Price $ ($ to AOU mem-bers). Land Bird Communities of Grand Bahama Island: The Structure and Dynamics. Juan Areta and his colleagues focused on Rhynchospiza sparrows, a group of striped passerines that used to be included in the genus Aimophila. Currently, the genus Rhynchospiza comprises two species: the Tumbes Sparrow (R.
stolzmanni) and the Stripe-crowned Sparrow (R. strigiceps). Recently I explored some of the recent AOU species splits by comparing birdsongs. Today I want to look at a genus that the AOU dramatically chopped and reshuffled: the sparrow genus Aimophila.
Aimophila has long troubled taxonomists. On the one hand, it has traditionally included certain pairs of species — for example, Cassin’s and Botteri’s Sparrows, or Rufous-crowned and Rusty. Genus: Aimophila Species: Name. Aimophila Swainson, Typus. Aimophila rufescens (Swainson, ) References.
On the natural history and classification of birds 2: Create a book; Download as PDF; Printable version; Tools What links here; Related changes; Upload file.
A comparative study of the members of the genus Aimophila (Wolf, L. Species relationships in the avian genus Aimophila. Ornithological Monographs Close 17), which then included the Bachman's Sparrow, improved our understanding of these species.
The electrophcrctic profiles of the egg‐white proteins of species of non‐passerines and at least species of passerines have been studied. This paper is concerned primarily with the non‐passerines. Protein structure is genetically determined and tends to be phylogenetically more conservative than most other characters used in by: Abstract.
Song has been used widely in the systematic study of bird species and their relationships in the past two decades. The similarity of songs among different populations provides a test of the species identity of isolated or remote by: One of the more widely distributed Aimophila sparrows, the Rufous-crowned Sparrow is a locally common resident of dry hillsides and canyons of the southwestern United States and Mexico.
Its shy, secretive habits and predilection for inaccessible, rocky, brush-covered slopes make this species difficult to observe. Juan Areta and his colleagues focused on Rhynchospiza sparrows, a group of striped passerines that used to be included in the genus Aimophila.
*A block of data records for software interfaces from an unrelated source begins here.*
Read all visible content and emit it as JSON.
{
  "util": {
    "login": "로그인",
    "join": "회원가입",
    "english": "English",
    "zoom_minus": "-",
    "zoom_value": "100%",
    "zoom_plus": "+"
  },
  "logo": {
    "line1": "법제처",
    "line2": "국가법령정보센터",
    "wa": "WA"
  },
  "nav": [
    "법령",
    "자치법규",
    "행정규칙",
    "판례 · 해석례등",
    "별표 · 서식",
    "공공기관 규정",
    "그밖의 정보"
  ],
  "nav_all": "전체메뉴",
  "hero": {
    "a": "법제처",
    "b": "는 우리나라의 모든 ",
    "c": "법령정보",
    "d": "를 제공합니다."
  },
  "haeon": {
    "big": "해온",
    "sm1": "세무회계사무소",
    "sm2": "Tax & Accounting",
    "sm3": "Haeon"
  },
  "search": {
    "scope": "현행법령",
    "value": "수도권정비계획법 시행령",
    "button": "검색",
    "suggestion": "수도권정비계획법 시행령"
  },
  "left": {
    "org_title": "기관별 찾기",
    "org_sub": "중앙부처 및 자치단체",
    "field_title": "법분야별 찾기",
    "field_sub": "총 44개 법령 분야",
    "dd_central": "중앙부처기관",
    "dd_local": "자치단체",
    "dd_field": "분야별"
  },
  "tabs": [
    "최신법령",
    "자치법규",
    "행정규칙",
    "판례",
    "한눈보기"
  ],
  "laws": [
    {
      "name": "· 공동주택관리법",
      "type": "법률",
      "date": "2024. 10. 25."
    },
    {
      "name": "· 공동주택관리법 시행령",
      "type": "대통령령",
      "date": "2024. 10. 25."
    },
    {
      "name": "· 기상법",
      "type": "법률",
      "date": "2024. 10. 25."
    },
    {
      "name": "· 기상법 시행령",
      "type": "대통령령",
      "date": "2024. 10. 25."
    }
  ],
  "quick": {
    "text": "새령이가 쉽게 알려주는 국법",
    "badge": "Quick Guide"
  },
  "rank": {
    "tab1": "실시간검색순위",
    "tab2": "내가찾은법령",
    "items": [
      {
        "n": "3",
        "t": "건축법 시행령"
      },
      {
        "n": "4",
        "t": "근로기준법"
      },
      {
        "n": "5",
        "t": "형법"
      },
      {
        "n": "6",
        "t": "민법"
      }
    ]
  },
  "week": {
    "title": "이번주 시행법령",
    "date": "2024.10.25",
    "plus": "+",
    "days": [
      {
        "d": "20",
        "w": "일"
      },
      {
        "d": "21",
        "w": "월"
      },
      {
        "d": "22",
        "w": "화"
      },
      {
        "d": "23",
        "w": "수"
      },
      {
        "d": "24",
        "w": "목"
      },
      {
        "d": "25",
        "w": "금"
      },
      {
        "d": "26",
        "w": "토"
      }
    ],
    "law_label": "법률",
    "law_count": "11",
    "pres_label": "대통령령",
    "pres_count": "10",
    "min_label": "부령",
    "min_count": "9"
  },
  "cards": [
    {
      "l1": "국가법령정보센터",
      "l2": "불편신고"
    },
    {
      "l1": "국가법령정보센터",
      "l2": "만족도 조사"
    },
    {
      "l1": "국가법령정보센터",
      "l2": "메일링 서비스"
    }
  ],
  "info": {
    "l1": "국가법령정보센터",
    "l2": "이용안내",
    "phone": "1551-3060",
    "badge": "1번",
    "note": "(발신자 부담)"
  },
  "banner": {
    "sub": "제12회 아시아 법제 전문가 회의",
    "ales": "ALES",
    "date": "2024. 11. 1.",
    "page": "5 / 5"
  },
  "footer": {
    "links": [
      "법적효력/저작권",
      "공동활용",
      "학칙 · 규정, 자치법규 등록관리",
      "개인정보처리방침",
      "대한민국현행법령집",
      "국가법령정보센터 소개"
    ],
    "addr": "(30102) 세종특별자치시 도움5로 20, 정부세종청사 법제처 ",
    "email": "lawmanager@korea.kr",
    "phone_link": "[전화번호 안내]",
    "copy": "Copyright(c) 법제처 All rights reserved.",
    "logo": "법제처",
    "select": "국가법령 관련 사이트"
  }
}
Currently, the genus Rhynchospiza comprises two species: the Tumbes Sparrow (R. stolzmanni) and .Payne, R. B. Song mimicry and species relationships among the west African pale-winged indigobirds. Auk Wolf, L. L. Species relationships in the avian genus Aimophila.
Orn. Monogr. back to top Storer, R. W. Type specimens of birds in the collections of the University of Michigan Museum of Zoology. Misc.Wolf LL. Species relationship in the avian genus Aimophila. Ornithol. Monog. ; – Yang J, Swenson NG, Cao M, Chuyong GB, Ewango CEN, Howe R, et al.
A phylogenetic perspective on the individual species-area relationship in temperate and tropical tree communities. PLoS ONE. doi: / [PMC free article]Cited by: 7.